Over the course of my academic career at the University of Nebraska, no other experience rivaled the experience I had with the History Harvest project. No other educational experience sparked my interest or helped me refine key skills quite like it. It was particularly gratifying to be a part of a team of individuals working toward a unified goal. My experience with the History Harvest project increased my understanding of the rich and diverse histories and cultures of Lincoln’s refugees and helped establish stronger links between our campus community and a largely invisible subset of the local population.
Without a doubt, my career aspirations following college have been affected as a result of my involvement with the History Harvest project. In addition to the tangible results of the refugee harvest that I participated in – the various interviews and objects we collected – each of us also gained practical skills that, I strongly believe, are much more effectively taught in this innovative educational setting than in a traditional lecture-based setting. Among the skills students cultivated over the course of the project were: community outreach and organizing; media relations; oral history practices; historical analysis; film and photography techniques; and, digital archiving. Each of these key skills has a practical application within, but also beyond historical work. For me, these skills will be important as I embark on my first post-college job as a member of Americorps in San Francisco.

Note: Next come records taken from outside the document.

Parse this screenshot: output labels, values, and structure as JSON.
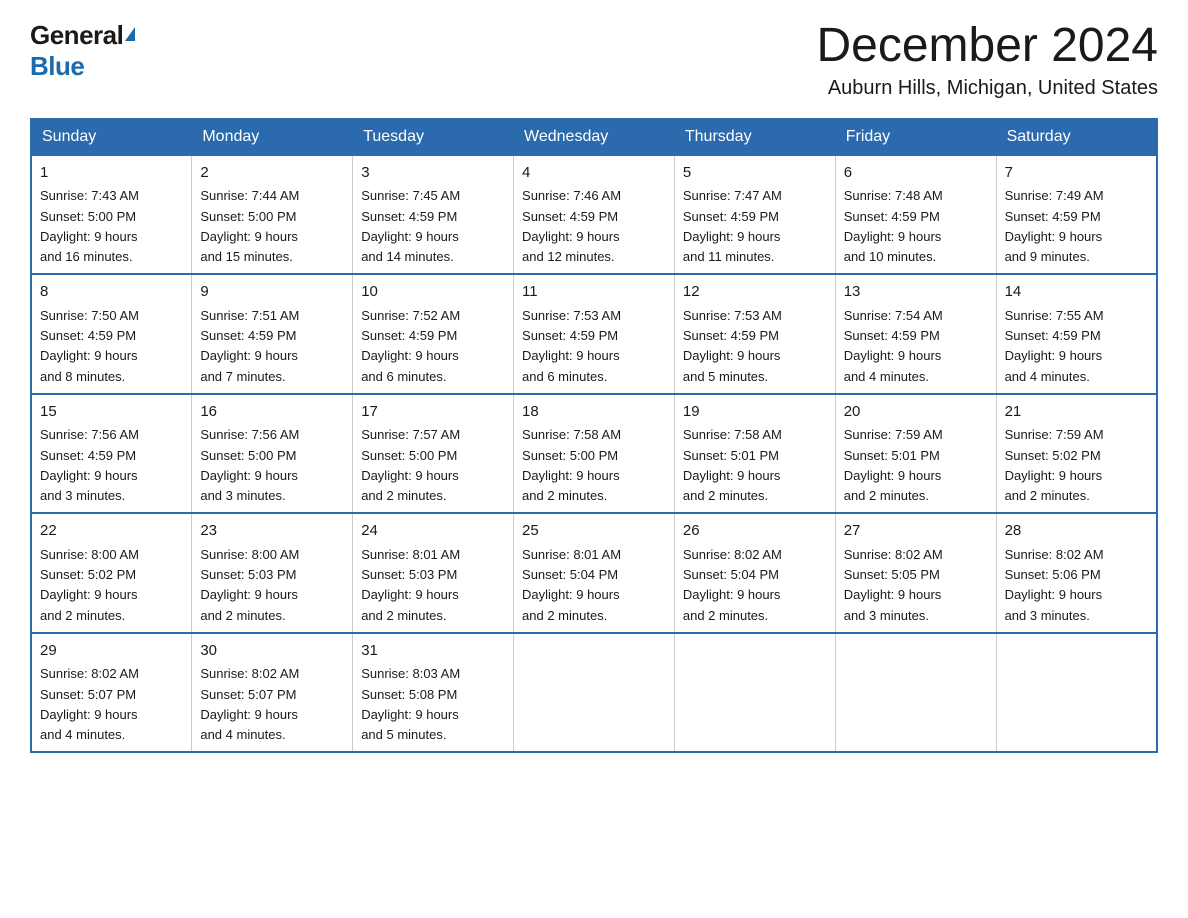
{
  "logo": {
    "general": "General",
    "blue": "Blue"
  },
  "title": {
    "month": "December 2024",
    "location": "Auburn Hills, Michigan, United States"
  },
  "weekdays": [
    "Sunday",
    "Monday",
    "Tuesday",
    "Wednesday",
    "Thursday",
    "Friday",
    "Saturday"
  ],
  "weeks": [
    [
      {
        "day": "1",
        "sunrise": "7:43 AM",
        "sunset": "5:00 PM",
        "daylight": "9 hours and 16 minutes."
      },
      {
        "day": "2",
        "sunrise": "7:44 AM",
        "sunset": "5:00 PM",
        "daylight": "9 hours and 15 minutes."
      },
      {
        "day": "3",
        "sunrise": "7:45 AM",
        "sunset": "4:59 PM",
        "daylight": "9 hours and 14 minutes."
      },
      {
        "day": "4",
        "sunrise": "7:46 AM",
        "sunset": "4:59 PM",
        "daylight": "9 hours and 12 minutes."
      },
      {
        "day": "5",
        "sunrise": "7:47 AM",
        "sunset": "4:59 PM",
        "daylight": "9 hours and 11 minutes."
      },
      {
        "day": "6",
        "sunrise": "7:48 AM",
        "sunset": "4:59 PM",
        "daylight": "9 hours and 10 minutes."
      },
      {
        "day": "7",
        "sunrise": "7:49 AM",
        "sunset": "4:59 PM",
        "daylight": "9 hours and 9 minutes."
      }
    ],
    [
      {
        "day": "8",
        "sunrise": "7:50 AM",
        "sunset": "4:59 PM",
        "daylight": "9 hours and 8 minutes."
      },
      {
        "day": "9",
        "sunrise": "7:51 AM",
        "sunset": "4:59 PM",
        "daylight": "9 hours and 7 minutes."
      },
      {
        "day": "10",
        "sunrise": "7:52 AM",
        "sunset": "4:59 PM",
        "daylight": "9 hours and 6 minutes."
      },
      {
        "day": "11",
        "sunrise": "7:53 AM",
        "sunset": "4:59 PM",
        "daylight": "9 hours and 6 minutes."
      },
      {
        "day": "12",
        "sunrise": "7:53 AM",
        "sunset": "4:59 PM",
        "daylight": "9 hours and 5 minutes."
      },
      {
        "day": "13",
        "sunrise": "7:54 AM",
        "sunset": "4:59 PM",
        "daylight": "9 hours and 4 minutes."
      },
      {
        "day": "14",
        "sunrise": "7:55 AM",
        "sunset": "4:59 PM",
        "daylight": "9 hours and 4 minutes."
      }
    ],
    [
      {
        "day": "15",
        "sunrise": "7:56 AM",
        "sunset": "4:59 PM",
        "daylight": "9 hours and 3 minutes."
      },
      {
        "day": "16",
        "sunrise": "7:56 AM",
        "sunset": "5:00 PM",
        "daylight": "9 hours and 3 minutes."
      },
      {
        "day": "17",
        "sunrise": "7:57 AM",
        "sunset": "5:00 PM",
        "daylight": "9 hours and 2 minutes."
      },
      {
        "day": "18",
        "sunrise": "7:58 AM",
        "sunset": "5:00 PM",
        "daylight": "9 hours and 2 minutes."
      },
      {
        "day": "19",
        "sunrise": "7:58 AM",
        "sunset": "5:01 PM",
        "daylight": "9 hours and 2 minutes."
      },
      {
        "day": "20",
        "sunrise": "7:59 AM",
        "sunset": "5:01 PM",
        "daylight": "9 hours and 2 minutes."
      },
      {
        "day": "21",
        "sunrise": "7:59 AM",
        "sunset": "5:02 PM",
        "daylight": "9 hours and 2 minutes."
      }
    ],
    [
      {
        "day": "22",
        "sunrise": "8:00 AM",
        "sunset": "5:02 PM",
        "daylight": "9 hours and 2 minutes."
      },
      {
        "day": "23",
        "sunrise": "8:00 AM",
        "sunset": "5:03 PM",
        "daylight": "9 hours and 2 minutes."
      },
      {
        "day": "24",
        "sunrise": "8:01 AM",
        "sunset": "5:03 PM",
        "daylight": "9 hours and 2 minutes."
      },
      {
        "day": "25",
        "sunrise": "8:01 AM",
        "sunset": "5:04 PM",
        "daylight": "9 hours and 2 minutes."
      },
      {
        "day": "26",
        "sunrise": "8:02 AM",
        "sunset": "5:04 PM",
        "daylight": "9 hours and 2 minutes."
      },
      {
        "day": "27",
        "sunrise": "8:02 AM",
        "sunset": "5:05 PM",
        "daylight": "9 hours and 3 minutes."
      },
      {
        "day": "28",
        "sunrise": "8:02 AM",
        "sunset": "5:06 PM",
        "daylight": "9 hours and 3 minutes."
      }
    ],
    [
      {
        "day": "29",
        "sunrise": "8:02 AM",
        "sunset": "5:07 PM",
        "daylight": "9 hours and 4 minutes."
      },
      {
        "day": "30",
        "sunrise": "8:02 AM",
        "sunset": "5:07 PM",
        "daylight": "9 hours and 4 minutes."
      },
      {
        "day": "31",
        "sunrise": "8:03 AM",
        "sunset": "5:08 PM",
        "daylight": "9 hours and 5 minutes."
      },
      null,
      null,
      null,
      null
    ]
  ],
  "labels": {
    "sunrise": "Sunrise:",
    "sunset": "Sunset:",
    "daylight": "Daylight:"
  }
}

So, as I begin the next chapter of my life beyond the university, having left my home state for new places, new people, and new experiences, I take with me the various lessons I received as a part of the History Harvest project. These experiences have set me apart from many of my peers who have not had the benefit of such a unique educational opportunity and I can see a number of ways they will continue to be meaningful to me, personally and professionally, as I continue along my path.

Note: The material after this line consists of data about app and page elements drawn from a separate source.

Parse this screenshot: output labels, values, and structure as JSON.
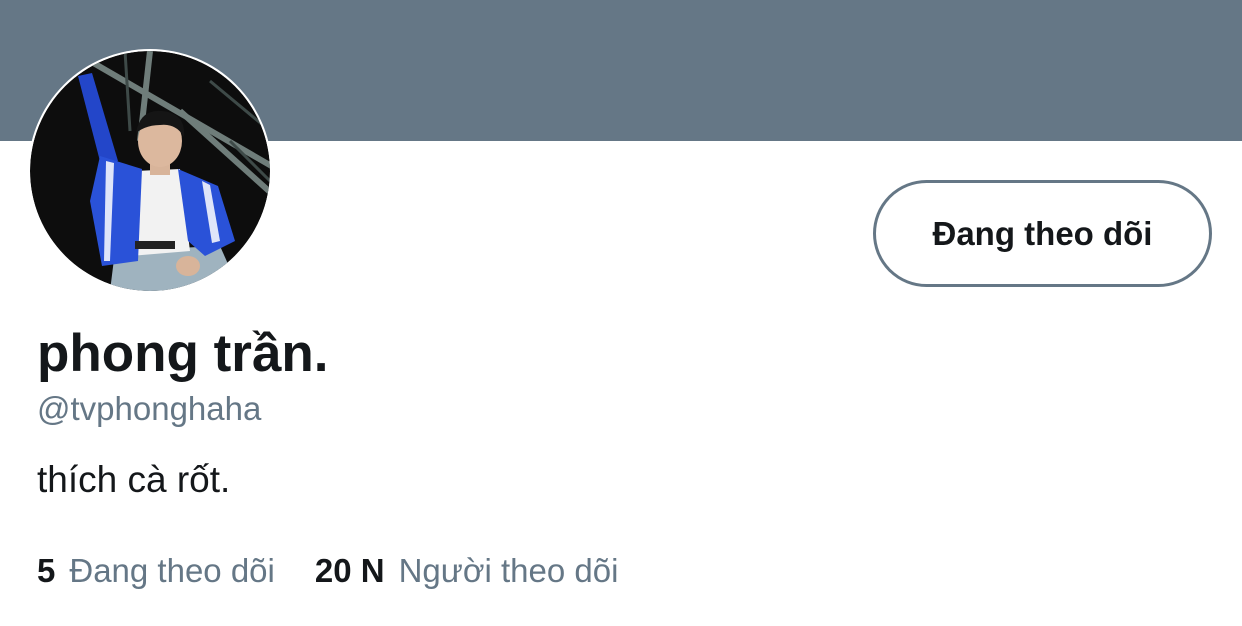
{
  "profile": {
    "display_name": "phong trần.",
    "handle": "@tvphonghaha",
    "bio": "thích cà rốt.",
    "follow_button_label": "Đang theo dõi"
  },
  "stats": [
    {
      "count": "5",
      "label": "Đang theo dõi"
    },
    {
      "count": "20 N",
      "label": "Người theo dõi"
    }
  ],
  "colors": {
    "banner": "#657786",
    "text_primary": "#14171a",
    "text_secondary": "#657786"
  }
}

Miles McClain was an undergraduate student in the Lincoln Refugee History Harvest course held at the University of Nebraska-Lincoln in the Fall 2012 semester.